Halloween is one of the deadliest days of the year for pedestrians. AAA reminds drivers to expect more pedestrians on the road, as millions of children and families across Georgia will be trick-or-treating through neighborhoods.

“Halloween falls on a Monday this year, it’s likely festivities could start as early as the end of the week and continue through the weekend,” said Montrae Waiters, spokeswoman, AAA – The Auto Club Group. “We encourage people who are out celebrating this weekend and on Halloween to be alert, avoid distractions and never drive impaired.”

AAA offers the following safety reminders:


  • On average, children are more than twice as likely to be hit by a car and killed on Halloween than on any other day of the year according to Safe Kids Worldwide.
  • Wear your seatbelts and drive slow through neighborhoods. Driving five miles per hour slower than the posted speed limit will give you extra time to react to children who may dart out in front of you.
  • Avoid distractions while driving, such as checking social media, sending text messages, and talking on the phone.
  • Drive sober. According to the U.S. Department of Transportation’s National Highway Traffic Safety Administration (NHTSA), approximately one-third of all traffic crash fatalities in the United States involve drunk drivers. Always designate a sober driver if you plan to drink any alcohol.


  • Cross the street using traffic signals and crosswalks. Look both ways before crossing and keep an eye on the road while you are crossing.
  • Always walk facing traffic if there are no sidewalks available and stay as far to the left as possible.
  • Wear light-colored clothing or costumes with reflective material or tape for the best visibility. Avoid mask that hinder your view.
  • Stay in familiar neighborhoods. Only visit homes that have the porch light on and never go into a stranger’s house.


  • Walk with your children as they go door to door. Be sure to show them safe places to cross the street.
  • Have children carry a glow stick or flashlight to help them see and be seen by drivers.

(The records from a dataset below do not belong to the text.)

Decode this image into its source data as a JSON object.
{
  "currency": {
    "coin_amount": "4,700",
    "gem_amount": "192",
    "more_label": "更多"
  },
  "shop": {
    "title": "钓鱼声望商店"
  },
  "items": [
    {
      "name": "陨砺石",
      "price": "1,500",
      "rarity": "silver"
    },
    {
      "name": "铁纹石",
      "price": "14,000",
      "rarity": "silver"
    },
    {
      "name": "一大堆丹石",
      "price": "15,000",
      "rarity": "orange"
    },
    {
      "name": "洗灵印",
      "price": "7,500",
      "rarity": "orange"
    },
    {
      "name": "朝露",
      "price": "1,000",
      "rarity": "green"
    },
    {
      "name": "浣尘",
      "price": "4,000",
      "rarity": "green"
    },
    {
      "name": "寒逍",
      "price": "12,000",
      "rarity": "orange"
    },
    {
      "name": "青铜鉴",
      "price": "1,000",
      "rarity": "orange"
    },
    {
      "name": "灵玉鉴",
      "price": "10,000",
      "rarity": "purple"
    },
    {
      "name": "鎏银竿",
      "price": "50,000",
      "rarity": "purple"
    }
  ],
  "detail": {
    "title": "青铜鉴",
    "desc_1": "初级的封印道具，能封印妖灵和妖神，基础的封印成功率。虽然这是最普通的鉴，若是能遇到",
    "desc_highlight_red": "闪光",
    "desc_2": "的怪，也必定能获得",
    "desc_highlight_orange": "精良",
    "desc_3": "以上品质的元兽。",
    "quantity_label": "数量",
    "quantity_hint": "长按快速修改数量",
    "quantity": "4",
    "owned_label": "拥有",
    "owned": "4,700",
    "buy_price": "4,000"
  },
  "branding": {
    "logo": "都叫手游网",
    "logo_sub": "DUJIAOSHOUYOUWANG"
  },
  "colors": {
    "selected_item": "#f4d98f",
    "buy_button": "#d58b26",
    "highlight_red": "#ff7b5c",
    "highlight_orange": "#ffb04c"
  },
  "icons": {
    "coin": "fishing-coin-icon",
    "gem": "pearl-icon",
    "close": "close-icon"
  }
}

If using social media, post pictures and updates before or after you go trick-or-treating. Avoid being on your phone while walking or supervising children.

Additional Traffic Safety Tip: AAA-The Auto Club Group “Move Over For Me” Campaign

Nearly 350 people are struck and killed outside a disabled vehicle each year, and roughly a quarter of motorists do not know that Slow Down, Move Over laws exist in their state. AAA – The Auto Club Group hopes to broaden the law and educational efforts with its new “Move Over for Me” campaign that asks drivers to move over for all motorists stuck on the roadside as well as first responders.

“Drivers, while out treat-or-treating if you see a disabled vehicle on the roadside, be courteous and Move Over,” said Waiters. “Remember the person broke down could be you, a friend, family member, coworker, or neighbor. Move Over for the safety of others because it is the right thing to do!”